Would you copy each line of the records that includes the word "Density"?
------------
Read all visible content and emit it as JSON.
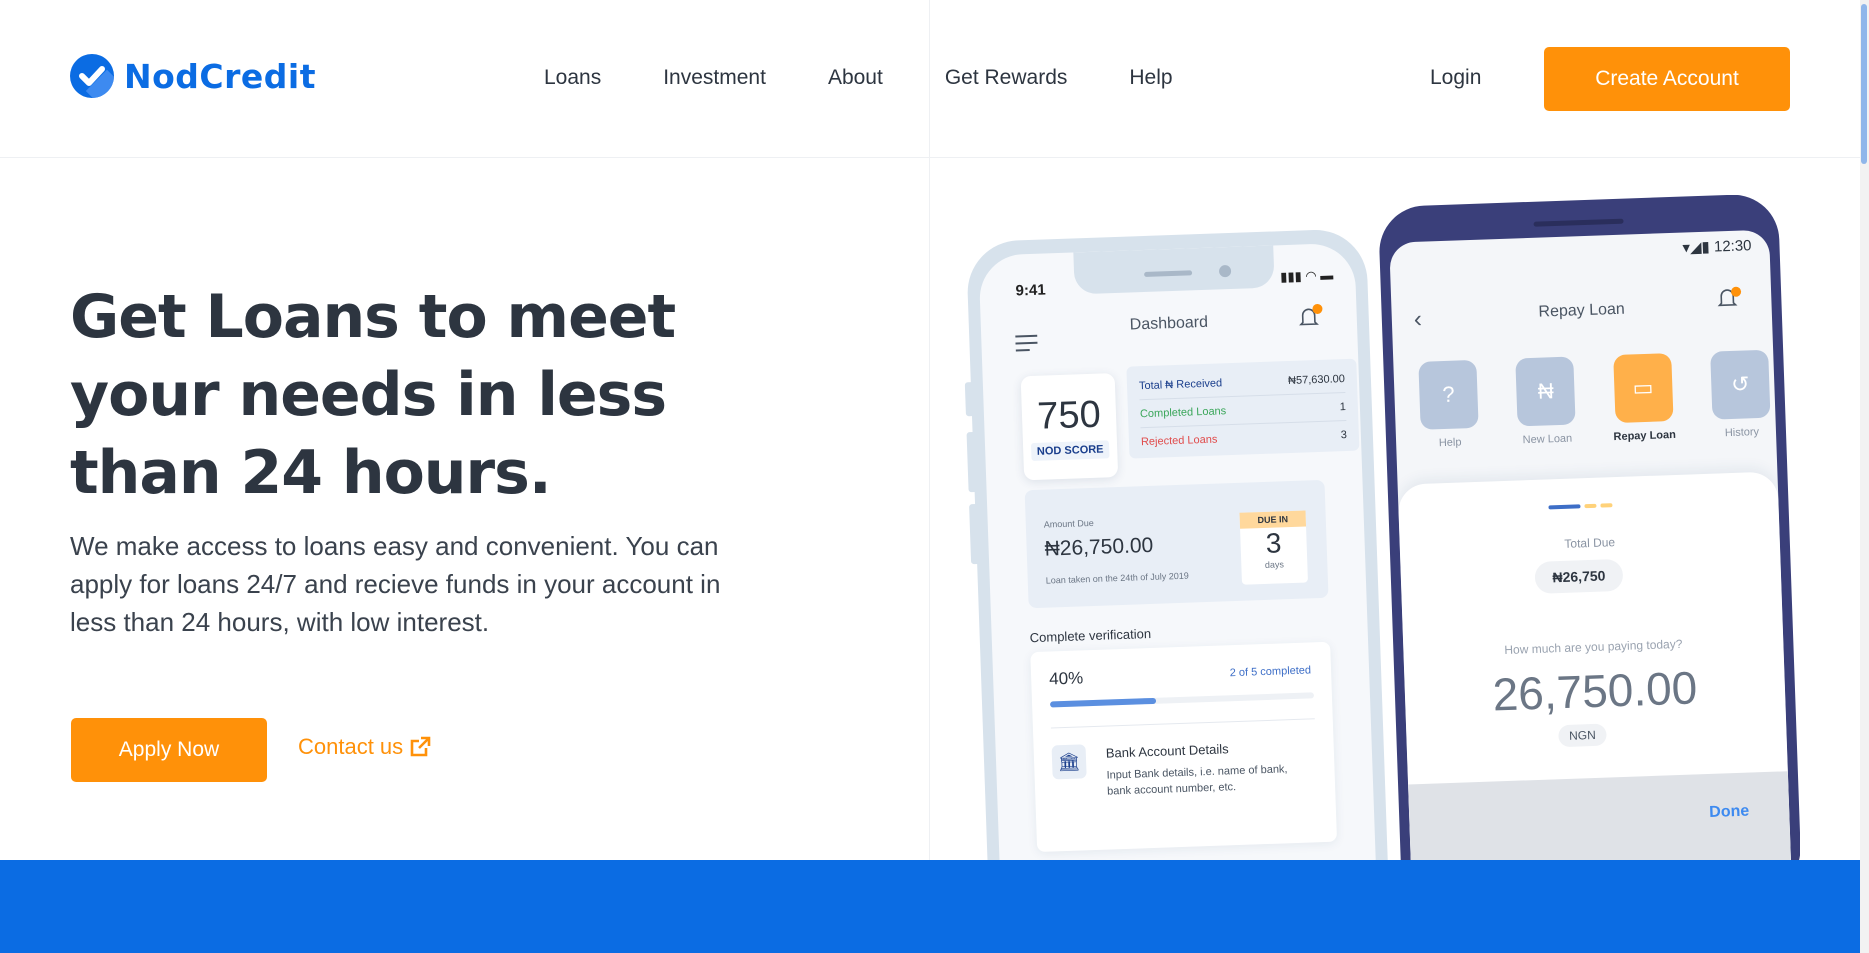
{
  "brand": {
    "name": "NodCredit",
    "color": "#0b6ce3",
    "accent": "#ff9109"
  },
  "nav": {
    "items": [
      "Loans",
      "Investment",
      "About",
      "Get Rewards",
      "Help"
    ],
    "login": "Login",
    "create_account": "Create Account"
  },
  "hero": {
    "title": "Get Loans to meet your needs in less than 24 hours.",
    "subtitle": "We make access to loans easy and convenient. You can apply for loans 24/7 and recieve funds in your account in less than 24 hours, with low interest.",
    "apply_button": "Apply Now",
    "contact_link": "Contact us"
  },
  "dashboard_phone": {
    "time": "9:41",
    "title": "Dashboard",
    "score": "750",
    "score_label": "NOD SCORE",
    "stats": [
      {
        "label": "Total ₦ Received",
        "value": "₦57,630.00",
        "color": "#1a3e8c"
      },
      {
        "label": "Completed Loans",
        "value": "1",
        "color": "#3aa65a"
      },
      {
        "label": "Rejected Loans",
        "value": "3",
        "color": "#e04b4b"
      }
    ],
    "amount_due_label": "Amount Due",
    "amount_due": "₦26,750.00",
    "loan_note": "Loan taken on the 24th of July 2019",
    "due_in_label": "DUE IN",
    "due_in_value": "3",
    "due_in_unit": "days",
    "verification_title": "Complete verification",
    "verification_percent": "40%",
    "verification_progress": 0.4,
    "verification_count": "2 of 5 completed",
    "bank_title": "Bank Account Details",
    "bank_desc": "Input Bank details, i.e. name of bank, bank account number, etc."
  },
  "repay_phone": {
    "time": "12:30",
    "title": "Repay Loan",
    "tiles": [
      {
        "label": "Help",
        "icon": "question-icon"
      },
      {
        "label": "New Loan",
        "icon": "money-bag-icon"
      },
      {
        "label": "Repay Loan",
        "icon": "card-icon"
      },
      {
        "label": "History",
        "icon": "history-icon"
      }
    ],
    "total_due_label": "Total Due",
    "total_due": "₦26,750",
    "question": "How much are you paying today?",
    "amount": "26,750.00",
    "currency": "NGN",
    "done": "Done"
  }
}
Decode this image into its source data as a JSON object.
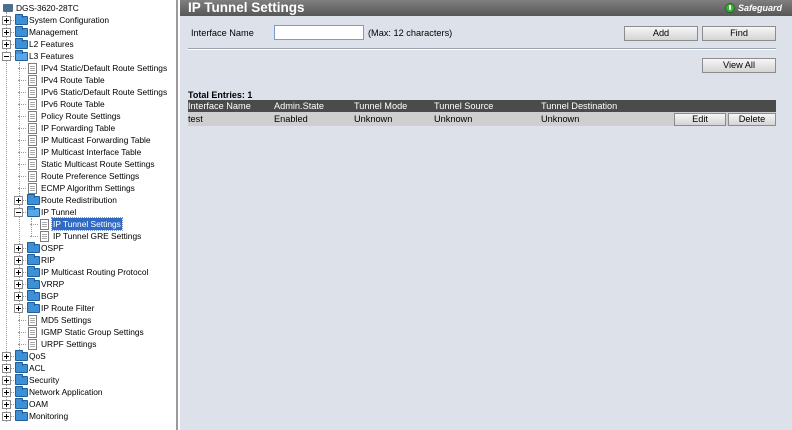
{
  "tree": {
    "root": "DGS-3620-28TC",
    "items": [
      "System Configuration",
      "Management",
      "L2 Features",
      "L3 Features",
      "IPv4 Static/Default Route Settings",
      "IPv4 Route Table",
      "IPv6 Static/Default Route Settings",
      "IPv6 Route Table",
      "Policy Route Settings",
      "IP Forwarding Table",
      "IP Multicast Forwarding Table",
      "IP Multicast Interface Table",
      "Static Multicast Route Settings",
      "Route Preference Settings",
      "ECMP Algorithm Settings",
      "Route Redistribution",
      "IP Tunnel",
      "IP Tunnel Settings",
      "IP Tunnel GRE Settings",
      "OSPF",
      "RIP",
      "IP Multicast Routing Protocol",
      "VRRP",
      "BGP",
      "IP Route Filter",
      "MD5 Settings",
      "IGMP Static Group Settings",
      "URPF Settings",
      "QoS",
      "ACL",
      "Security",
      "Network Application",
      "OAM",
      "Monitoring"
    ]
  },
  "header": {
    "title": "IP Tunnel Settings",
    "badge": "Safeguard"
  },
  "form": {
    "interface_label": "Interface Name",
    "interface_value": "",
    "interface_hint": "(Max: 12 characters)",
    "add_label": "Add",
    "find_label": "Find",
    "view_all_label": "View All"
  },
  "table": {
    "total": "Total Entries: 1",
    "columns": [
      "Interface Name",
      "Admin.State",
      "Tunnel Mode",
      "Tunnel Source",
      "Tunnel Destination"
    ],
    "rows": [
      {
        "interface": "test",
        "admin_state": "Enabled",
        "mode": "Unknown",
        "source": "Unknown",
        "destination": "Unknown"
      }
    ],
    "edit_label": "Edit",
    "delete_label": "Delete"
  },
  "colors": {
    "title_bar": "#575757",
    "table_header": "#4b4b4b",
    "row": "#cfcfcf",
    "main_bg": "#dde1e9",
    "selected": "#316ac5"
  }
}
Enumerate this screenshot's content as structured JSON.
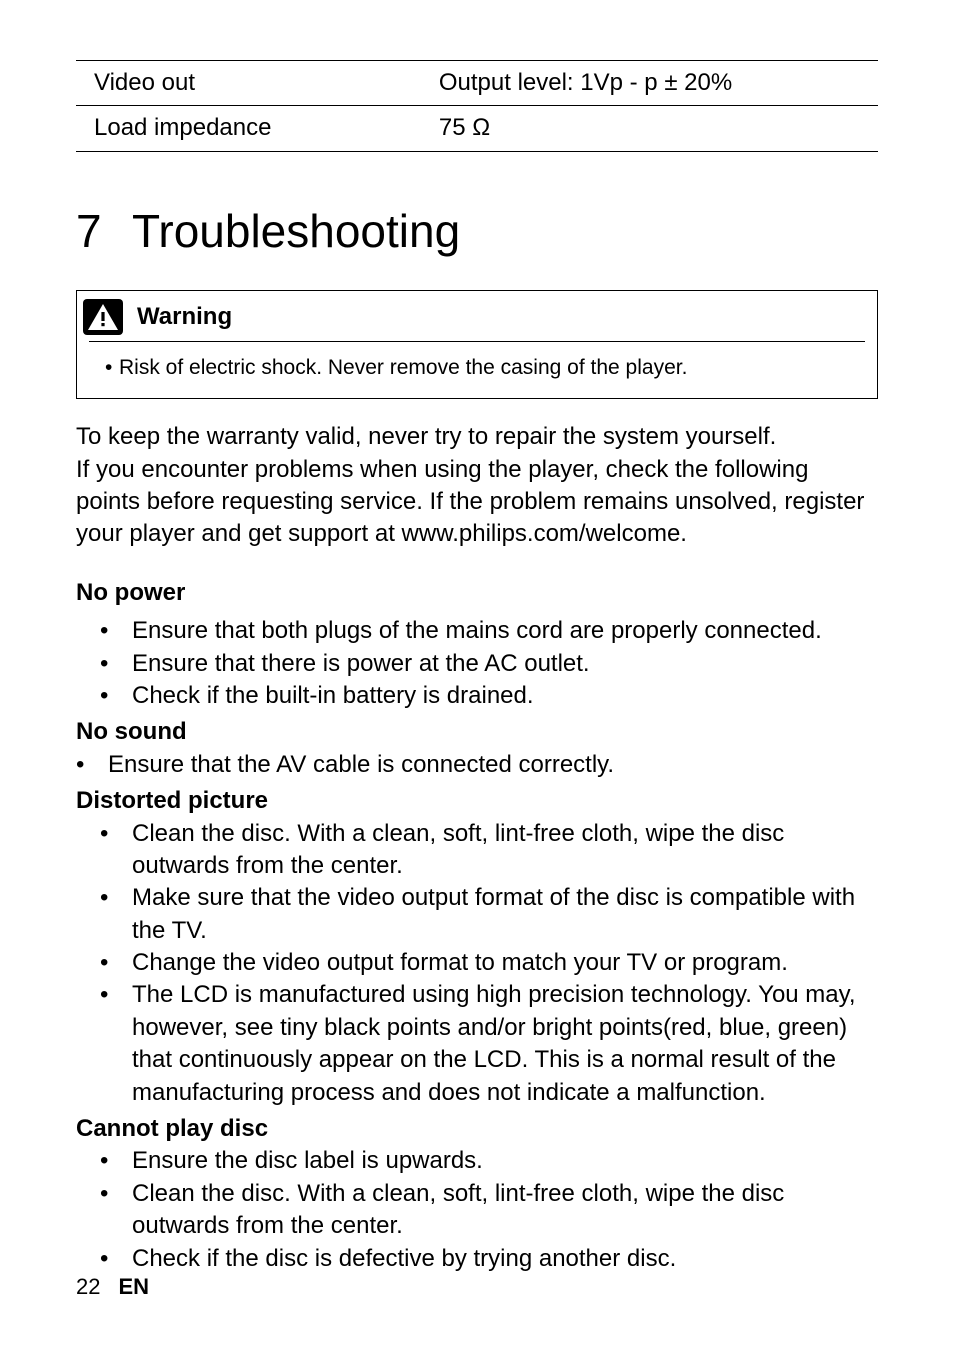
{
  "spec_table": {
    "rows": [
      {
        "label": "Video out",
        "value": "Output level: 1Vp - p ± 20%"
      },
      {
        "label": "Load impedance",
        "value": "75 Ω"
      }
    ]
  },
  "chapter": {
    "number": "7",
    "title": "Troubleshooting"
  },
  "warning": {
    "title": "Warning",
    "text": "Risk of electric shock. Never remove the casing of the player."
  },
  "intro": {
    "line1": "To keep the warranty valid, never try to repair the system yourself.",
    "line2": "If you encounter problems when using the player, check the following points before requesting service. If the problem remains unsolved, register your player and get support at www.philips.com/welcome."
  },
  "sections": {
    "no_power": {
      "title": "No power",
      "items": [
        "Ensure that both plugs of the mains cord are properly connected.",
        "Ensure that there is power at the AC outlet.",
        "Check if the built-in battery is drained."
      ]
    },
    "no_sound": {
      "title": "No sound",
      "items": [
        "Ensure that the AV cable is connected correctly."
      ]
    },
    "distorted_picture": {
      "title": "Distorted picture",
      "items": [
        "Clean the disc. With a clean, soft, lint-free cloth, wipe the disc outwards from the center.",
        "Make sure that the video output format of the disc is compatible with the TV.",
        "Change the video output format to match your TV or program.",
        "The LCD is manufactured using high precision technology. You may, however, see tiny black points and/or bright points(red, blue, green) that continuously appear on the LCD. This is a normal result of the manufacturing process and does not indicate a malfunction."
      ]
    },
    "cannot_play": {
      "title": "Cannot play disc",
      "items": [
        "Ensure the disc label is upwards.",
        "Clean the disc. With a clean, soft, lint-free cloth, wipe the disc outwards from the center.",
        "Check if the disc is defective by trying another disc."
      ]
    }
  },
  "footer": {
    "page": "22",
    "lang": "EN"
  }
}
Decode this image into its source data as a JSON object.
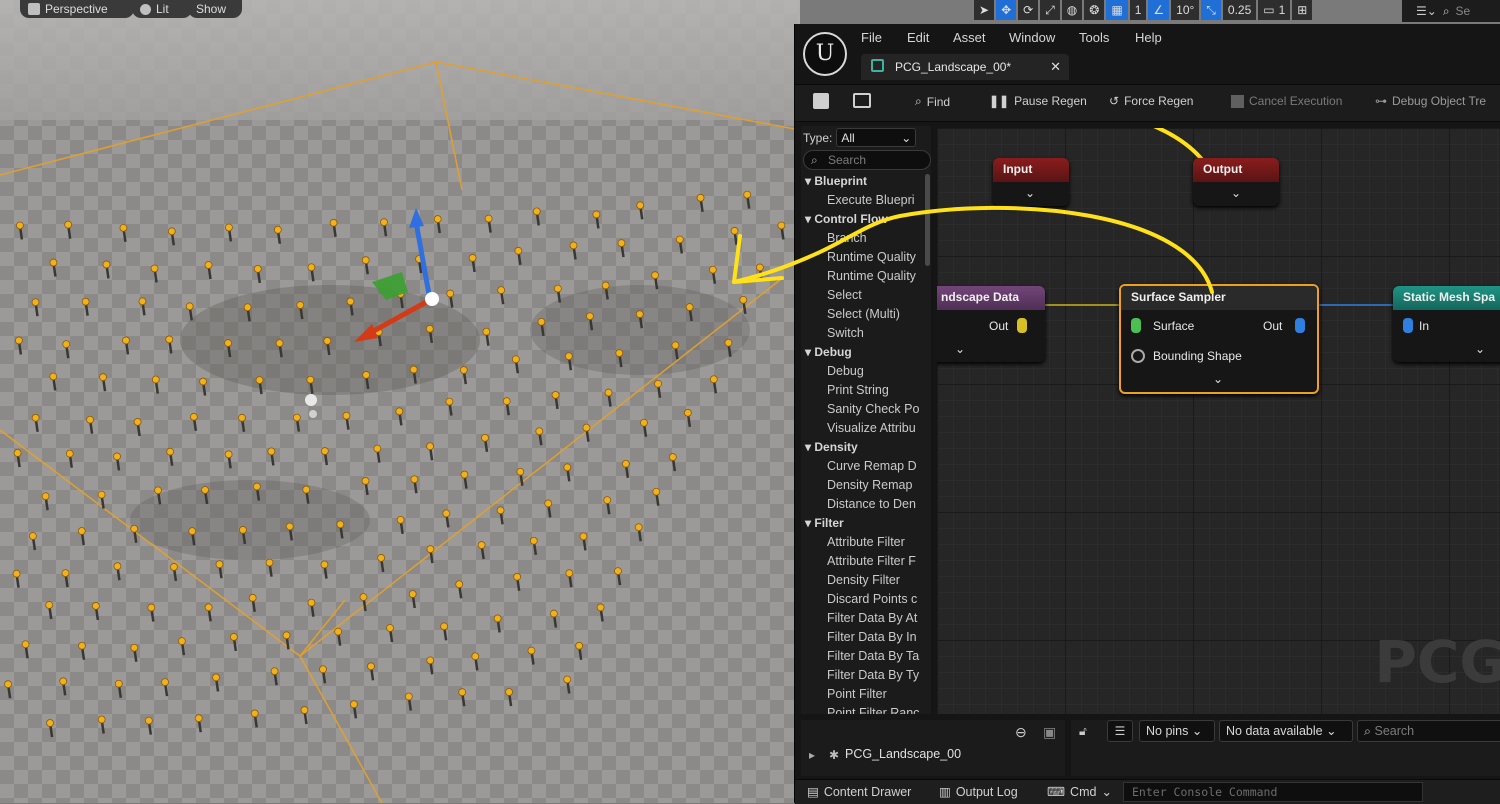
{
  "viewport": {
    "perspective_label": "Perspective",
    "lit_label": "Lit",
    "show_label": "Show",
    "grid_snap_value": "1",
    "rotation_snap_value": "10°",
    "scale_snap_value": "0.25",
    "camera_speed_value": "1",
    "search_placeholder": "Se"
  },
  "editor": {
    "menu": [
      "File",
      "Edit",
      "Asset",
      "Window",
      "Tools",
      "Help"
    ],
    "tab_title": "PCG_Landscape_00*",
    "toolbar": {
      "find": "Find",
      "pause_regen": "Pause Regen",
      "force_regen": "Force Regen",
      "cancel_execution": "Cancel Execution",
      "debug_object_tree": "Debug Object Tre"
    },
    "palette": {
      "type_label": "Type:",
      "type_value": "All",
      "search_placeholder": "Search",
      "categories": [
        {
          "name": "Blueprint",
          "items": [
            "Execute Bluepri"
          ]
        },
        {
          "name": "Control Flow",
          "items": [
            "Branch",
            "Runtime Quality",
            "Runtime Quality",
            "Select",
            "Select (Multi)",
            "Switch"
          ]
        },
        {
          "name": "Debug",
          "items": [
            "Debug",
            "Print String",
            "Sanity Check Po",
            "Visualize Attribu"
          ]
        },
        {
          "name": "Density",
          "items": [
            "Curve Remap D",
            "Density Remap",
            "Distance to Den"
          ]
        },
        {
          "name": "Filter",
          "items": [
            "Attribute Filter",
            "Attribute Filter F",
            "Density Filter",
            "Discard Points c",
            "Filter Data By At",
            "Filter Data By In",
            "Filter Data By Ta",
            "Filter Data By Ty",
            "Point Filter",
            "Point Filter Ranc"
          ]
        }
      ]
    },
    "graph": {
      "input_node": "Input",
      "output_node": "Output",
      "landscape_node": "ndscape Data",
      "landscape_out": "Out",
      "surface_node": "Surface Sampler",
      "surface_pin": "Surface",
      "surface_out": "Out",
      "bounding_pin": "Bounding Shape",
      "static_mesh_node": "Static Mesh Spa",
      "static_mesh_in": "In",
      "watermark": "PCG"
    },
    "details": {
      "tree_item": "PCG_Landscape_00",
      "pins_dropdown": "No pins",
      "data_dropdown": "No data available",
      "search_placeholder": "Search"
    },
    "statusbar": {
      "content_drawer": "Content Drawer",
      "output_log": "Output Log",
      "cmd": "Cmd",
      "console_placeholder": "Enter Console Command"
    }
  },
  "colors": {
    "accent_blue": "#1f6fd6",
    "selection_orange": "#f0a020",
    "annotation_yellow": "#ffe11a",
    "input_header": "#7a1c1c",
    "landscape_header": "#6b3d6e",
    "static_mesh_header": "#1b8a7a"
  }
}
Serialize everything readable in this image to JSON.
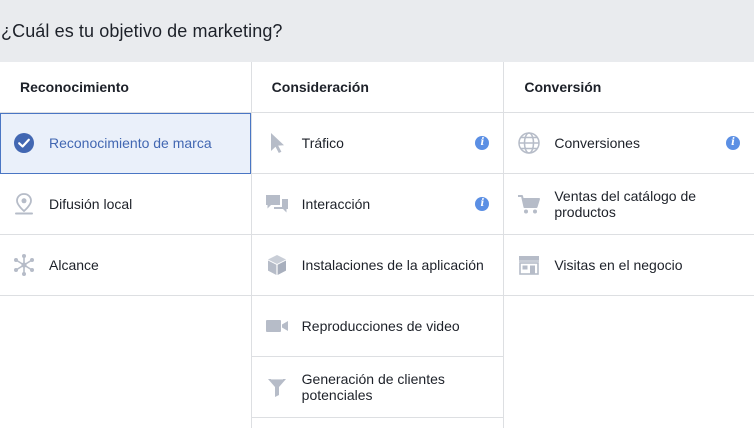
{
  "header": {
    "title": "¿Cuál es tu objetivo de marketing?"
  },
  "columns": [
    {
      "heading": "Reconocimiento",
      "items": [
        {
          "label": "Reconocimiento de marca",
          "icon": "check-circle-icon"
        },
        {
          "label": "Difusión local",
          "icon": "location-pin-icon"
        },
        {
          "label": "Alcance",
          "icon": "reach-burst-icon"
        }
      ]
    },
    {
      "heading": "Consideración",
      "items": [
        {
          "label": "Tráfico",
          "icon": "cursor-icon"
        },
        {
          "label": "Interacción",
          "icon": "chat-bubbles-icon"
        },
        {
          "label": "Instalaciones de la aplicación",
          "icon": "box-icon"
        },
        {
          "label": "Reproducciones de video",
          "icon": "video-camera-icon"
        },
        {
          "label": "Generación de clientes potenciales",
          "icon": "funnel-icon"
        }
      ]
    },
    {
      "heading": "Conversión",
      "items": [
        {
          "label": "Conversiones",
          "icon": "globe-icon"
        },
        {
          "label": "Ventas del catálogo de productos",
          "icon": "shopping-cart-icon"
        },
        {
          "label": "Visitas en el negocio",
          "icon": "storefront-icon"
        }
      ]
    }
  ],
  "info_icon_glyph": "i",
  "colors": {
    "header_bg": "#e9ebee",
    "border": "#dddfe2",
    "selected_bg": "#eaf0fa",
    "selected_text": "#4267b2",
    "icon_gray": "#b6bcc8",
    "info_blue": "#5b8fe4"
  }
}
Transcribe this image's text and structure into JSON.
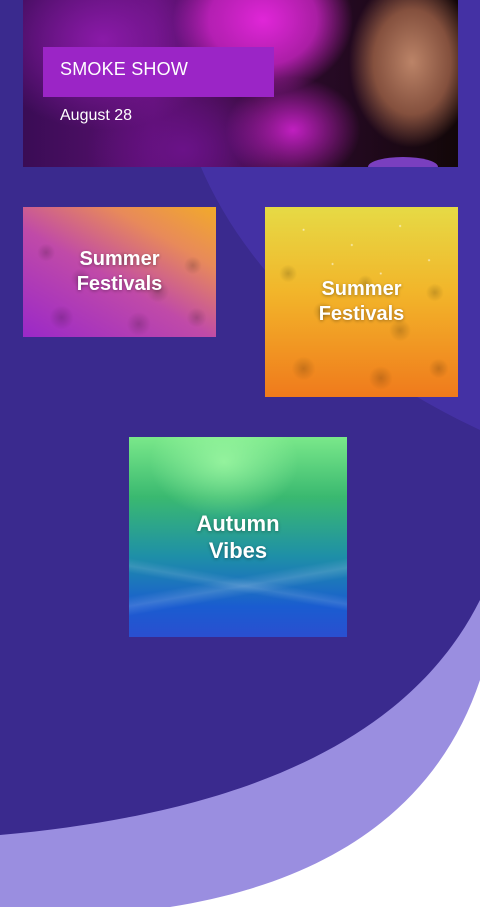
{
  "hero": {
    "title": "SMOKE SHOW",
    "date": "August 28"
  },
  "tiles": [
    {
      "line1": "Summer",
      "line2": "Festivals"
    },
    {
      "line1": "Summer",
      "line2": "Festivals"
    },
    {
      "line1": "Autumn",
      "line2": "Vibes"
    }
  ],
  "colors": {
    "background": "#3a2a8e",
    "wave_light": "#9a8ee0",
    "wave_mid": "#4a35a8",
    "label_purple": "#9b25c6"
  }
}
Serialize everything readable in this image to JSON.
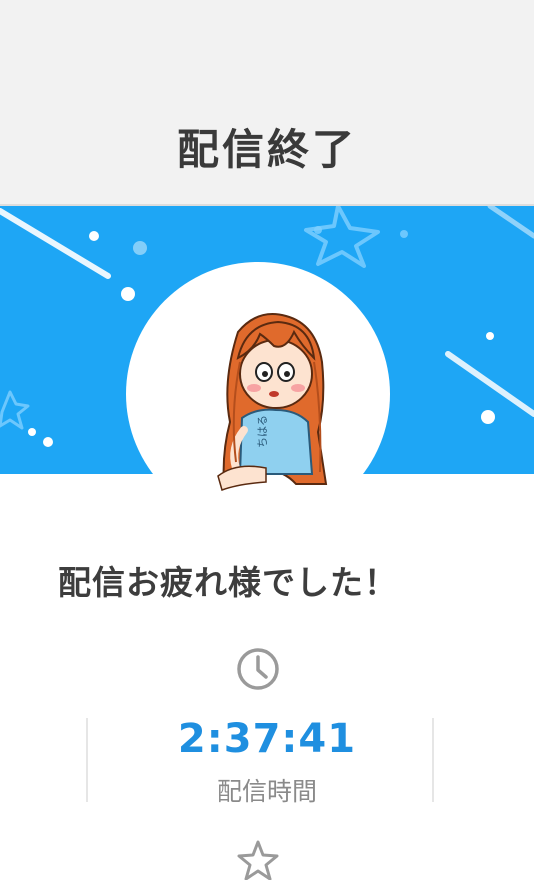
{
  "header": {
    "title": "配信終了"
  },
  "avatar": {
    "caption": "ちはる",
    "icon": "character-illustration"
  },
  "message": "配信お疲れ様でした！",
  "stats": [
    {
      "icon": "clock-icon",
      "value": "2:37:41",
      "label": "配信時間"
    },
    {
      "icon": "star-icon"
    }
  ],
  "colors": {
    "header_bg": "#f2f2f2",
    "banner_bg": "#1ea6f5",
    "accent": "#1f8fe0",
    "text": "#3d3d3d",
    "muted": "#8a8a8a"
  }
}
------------
■ Response for this exercise
          "name": "Density",
            "Density Remap",
            "Density Filter",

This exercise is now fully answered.